60% of the JD’s time will be devoted to direct legal representation. 40% of the JD’s time will be reserved for following up with clients, gathering employment data, and creating education and outreach materials. The JD will receive substantive training in the nexus of criminal and civil law, and will be responsible for the following tasks, including but not limited to: Attend monthly expungement intakes and review assist in post-intake follow up. Represent economically disadvantaged individuals annually, drafting and reviewing expungement/redaction petitions on their behalf, representing them in expungement hearings in the Philadelphia Court of Common Pleas.

Follow up with any individuals who have had their petitions granted, to make sure that all relevant agencies are complying with the Court’s expungement order. Conduct follow-up interviews with new and existing clients to collect data and measure effects of expungement on access to employment and education opportunities. Create legal education materials for legal aid organizations doing expungements in Philadelphia County, and beyond. Conduct community education presentations at non-profit organizations and social service providers. Maintain a PLSE’s social media outreach. Other administrative tasks related to AmeriCorps and Equal Justice Works program compliance, and as assigned.

 

Interested applicants should email a resume and brief writing sample to Lee@plsephilly.org.
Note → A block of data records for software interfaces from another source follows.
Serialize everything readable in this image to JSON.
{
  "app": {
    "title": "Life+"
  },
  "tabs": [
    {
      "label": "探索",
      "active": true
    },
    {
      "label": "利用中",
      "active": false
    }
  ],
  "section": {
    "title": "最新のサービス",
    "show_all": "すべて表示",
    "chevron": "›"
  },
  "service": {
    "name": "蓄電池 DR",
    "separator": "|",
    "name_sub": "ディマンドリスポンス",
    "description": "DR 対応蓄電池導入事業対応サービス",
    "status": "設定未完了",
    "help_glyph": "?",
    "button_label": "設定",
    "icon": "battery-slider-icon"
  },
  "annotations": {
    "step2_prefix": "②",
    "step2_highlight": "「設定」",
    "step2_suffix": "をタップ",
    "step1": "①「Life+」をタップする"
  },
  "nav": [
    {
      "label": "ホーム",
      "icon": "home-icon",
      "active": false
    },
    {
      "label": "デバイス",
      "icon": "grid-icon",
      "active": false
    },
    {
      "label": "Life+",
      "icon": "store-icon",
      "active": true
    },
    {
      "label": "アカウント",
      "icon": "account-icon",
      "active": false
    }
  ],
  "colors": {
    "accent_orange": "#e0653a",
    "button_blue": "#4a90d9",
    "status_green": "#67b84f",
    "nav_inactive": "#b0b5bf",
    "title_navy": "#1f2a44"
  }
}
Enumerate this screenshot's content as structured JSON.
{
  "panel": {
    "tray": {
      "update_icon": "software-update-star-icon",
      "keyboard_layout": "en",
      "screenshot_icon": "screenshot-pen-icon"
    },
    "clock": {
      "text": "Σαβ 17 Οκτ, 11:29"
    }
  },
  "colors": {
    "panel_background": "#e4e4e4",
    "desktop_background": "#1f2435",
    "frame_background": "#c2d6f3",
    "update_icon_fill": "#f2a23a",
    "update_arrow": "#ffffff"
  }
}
More information can be found here.

AmeriCorps JD Recruitment Ad (1)

Governor Tom Wolf signs a new bill allowing for the sealing of some criminal record information

The United States is the world leader in incarceration and a criminal record often carries a lifetime of consequences that often lead to poverty or re-incarceration.”  Gov. Wolf.

In a historic step, Pennsylvania recognized the need for reform of the criminal justice system and the life long  prejudice facing people with criminal convictions.

Senate Bill 166 creates an order of limited access.  A limited access orders allows a person who has not been arrested or convicted for at least ten years following competition of their sentence to petition the court where the conviction occurred to have some misdemeanors conviction(s) that carry a maximum penalty of two years incarceration to be sealed.  If granted, a limited access order restricts access of sealed information to law enforcement agencies.  Not everyone is eligible to have a limited access order.

For eligibility restrictions and more information, read the full bill here.